During the OM's Ride 2 Transform 2017 cycle tour, 17 cyclists biked 550 kilometres around southern Malawi, visiting the Yao people, distributing AudioBibles and praying.
During the OM Malawi Ride 2 Transform 2017 cycle tour, 17 cyclists biked 550 kilometres around southern Malawi, visiting the Yao people, distributing AudioBibles and praying.
The focus of the tour—the third by the OM Malawi team—was ministry to local people, including support raising for OM Malawi’s newest project, a radio station designed specifically for the Yao people—but when all was said and done, the cyclists themselves, along with the local missionaries at various ministry points along the way, felt they experienced as much growth as anyone they met along the road. Here are three reflections on the tour:
Canadian education student Chris Foster first came to Malawi as part of the OM Africa Trek, a travelling missions discipleship programme. He joined the first Ride 2 Transform tour in 2015, and now he has participated in the third, as well. Reflecting on the two trips, Chris says he definitely spent more time in prayer during the most recent tour.
“It was more focused,” he says. “In the first tour, we were cycling sometimes 140 km in a day, so the focus was more on getting from A to B. This time, I was in prayer a lot more as I biked.”
Remaining focused on prayer was a challenge, he says, but the payoff was worth it.
“Seeing people come together in prayer for the Yao people was really encouraging,” he says. “To sense God’s Spirit leading us in prayers, and seeing answers to prayers.”
While praying during the tour, Chris felt God leading him to seek out more Imams at mosques to give AudioBibles to. In Mangochi, just south of Lake Malawi, Chris had a chance to give one to an Imam, who told him he wouldn’t listen to the Bible in public, but he would privately. He also took contact information from Chris and the local Malawian OMers, so he could follow up with questions.
And as for the lessons he’ll take from this tour, Chris says he wants to take every opportunity in Canada to share the gospel with people, as he did during breaks in the cycle tour.
He also plans to stay in a prayer mindset.
“After hours and hours of prayer and worship, I could genuinely go up to a Yao person and say, ‘We’re cycling because we love the Yao people.’ In Canada, I want to constantly be in prayer for my people, as well,” he says.
First-time cyclist Daniel Hilde, from Paraguay, enjoyed seeing an environment in Malawi that was similar to his own culture, but he was struck by the level of poverty among the Yao people. The surprises of Malawi also included the tour itself, which took on a lot more than he was expecting.
“I didn’t even know what would happen until I got to Malawi. I thought we would just be riding and evangelising,” he says.

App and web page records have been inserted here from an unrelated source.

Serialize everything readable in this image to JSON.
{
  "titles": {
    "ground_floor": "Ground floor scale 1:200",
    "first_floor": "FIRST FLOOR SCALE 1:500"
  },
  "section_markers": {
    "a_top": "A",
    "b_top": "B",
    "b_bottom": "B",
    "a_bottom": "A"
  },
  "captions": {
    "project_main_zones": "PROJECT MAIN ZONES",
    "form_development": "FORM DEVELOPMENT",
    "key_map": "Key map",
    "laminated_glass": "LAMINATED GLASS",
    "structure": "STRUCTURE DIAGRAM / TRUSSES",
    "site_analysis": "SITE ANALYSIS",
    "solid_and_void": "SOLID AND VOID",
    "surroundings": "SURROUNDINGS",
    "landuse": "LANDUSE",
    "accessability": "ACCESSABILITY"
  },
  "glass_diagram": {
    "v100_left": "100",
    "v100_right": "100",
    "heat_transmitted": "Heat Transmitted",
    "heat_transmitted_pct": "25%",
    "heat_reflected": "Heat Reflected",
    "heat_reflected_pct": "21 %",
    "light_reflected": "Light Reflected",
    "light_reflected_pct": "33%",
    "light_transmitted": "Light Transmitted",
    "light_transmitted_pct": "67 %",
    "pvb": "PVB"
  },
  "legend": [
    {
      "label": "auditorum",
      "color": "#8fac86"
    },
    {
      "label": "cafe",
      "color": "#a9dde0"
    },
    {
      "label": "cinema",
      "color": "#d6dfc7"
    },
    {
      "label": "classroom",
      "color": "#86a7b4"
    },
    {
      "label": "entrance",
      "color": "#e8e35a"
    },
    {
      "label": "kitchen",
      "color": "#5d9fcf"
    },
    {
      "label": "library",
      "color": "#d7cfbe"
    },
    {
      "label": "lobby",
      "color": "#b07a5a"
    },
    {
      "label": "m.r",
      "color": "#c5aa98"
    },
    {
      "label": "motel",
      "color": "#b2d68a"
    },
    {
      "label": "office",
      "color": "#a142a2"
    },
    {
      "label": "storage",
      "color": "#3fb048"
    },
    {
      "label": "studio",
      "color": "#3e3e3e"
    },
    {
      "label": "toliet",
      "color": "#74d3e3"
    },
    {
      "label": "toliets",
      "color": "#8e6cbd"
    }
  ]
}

Daniel’s biggest takeaway centred on obeying God in every opportunity, and allowing God to shape and refine him in all of his experiences, especially in his struggles.
“This was one of the best ‘character schools’ you can do, where you get to the end of yourself, physically,” he says. “You really get exhausted, and that brings out your real character. It reveals the flaws of your character, which isn’t nice, but it allows God to start the purification process. I would recommend it to anyone. The discipleship of the tour goes really well with the physical challenge of cycling.”
Heading up one of the ministry teams were Kearson and Petunia, a couple committed to serving God among the Yao people in Malawi. Both Kearson, a Malawian, and Petunia, born and raised in South Africa, agreed that the Ride 2 Transform tour was one of the best ministry outreaches—if not the best—they had ever been a part of.
Stationed in the village of Chiponde, to the east of Mangochi and Lake Malawi, for seven days, Kearson and Petunia, along with their team, were the final ministry stop along the cycle tour’s route. In the village, the team connected with people through three ministries: sports, children’s, and women’s.
“I can honestly say we had no problems,” Petunia says. “All of our ministries went smoothly, and the people of the community were surprisingly open to hearing more about Jesus.”
Petunia said that she has avoided children’s ministry in the past because she has little experience with it, but even that proved to be an effective programme.
The team gave audioBibles—and Bible copies—to the village chief and his advisors. Many in the village, Kearson says, begged the team to stay longer. He and Petunia agree that since the village is close to their home in Ntaja, they will plan on making weekly visits to continue sharing Jesus through discipleship.